Entries shown below:

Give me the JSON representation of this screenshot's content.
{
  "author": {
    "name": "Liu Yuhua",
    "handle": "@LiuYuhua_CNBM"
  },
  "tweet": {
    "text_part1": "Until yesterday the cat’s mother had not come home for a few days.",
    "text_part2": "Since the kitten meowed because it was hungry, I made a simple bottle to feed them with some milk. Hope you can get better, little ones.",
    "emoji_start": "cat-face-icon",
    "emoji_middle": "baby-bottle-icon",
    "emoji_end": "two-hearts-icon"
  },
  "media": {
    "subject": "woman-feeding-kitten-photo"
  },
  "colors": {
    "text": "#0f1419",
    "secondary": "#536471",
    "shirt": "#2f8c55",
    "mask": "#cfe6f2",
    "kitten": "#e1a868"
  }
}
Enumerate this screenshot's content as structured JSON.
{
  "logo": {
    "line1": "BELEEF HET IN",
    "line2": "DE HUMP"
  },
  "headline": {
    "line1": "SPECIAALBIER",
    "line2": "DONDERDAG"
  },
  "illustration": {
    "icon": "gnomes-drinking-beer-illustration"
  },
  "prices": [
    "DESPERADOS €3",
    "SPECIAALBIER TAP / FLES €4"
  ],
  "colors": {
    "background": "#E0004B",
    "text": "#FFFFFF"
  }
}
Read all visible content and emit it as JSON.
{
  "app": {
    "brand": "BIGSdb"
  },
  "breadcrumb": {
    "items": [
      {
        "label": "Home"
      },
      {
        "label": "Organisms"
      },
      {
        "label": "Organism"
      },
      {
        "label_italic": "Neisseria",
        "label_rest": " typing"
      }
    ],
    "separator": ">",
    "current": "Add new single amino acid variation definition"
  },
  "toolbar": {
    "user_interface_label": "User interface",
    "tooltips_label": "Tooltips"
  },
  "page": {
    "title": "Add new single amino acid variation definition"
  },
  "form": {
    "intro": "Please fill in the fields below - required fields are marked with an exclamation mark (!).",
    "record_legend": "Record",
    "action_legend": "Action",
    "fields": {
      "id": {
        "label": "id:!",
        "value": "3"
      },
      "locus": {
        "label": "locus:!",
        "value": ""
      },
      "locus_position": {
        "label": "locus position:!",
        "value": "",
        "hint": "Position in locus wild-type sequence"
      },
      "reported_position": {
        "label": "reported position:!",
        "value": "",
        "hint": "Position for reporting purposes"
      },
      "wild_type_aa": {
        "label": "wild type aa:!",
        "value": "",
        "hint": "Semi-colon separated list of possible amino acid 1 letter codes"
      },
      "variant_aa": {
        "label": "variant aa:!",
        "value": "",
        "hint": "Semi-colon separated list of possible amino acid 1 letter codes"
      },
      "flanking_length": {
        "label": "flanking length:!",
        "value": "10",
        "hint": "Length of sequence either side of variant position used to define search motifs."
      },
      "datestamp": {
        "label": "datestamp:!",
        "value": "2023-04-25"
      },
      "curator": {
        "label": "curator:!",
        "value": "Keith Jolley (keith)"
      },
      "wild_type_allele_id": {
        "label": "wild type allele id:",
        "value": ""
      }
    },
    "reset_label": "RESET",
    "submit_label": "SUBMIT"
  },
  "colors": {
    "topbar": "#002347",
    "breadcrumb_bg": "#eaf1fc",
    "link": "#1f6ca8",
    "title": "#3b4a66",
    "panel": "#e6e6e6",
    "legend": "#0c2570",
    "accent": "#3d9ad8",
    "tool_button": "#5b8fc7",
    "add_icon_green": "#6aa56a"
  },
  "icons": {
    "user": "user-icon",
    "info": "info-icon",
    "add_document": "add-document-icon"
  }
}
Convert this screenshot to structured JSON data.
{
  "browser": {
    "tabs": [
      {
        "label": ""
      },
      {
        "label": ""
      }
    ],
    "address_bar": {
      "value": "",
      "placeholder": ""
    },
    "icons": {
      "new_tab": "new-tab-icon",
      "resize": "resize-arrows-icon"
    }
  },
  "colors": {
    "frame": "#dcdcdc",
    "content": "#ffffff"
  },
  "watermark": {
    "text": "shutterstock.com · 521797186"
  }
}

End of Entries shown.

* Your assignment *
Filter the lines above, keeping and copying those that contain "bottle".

* Task result *
    "text_part2": "Since the kitten meowed because it was hungry, I made a simple bottle to feed them with some milk. Hope you can get better, little ones.",
    "emoji_middle": "baby-bottle-icon",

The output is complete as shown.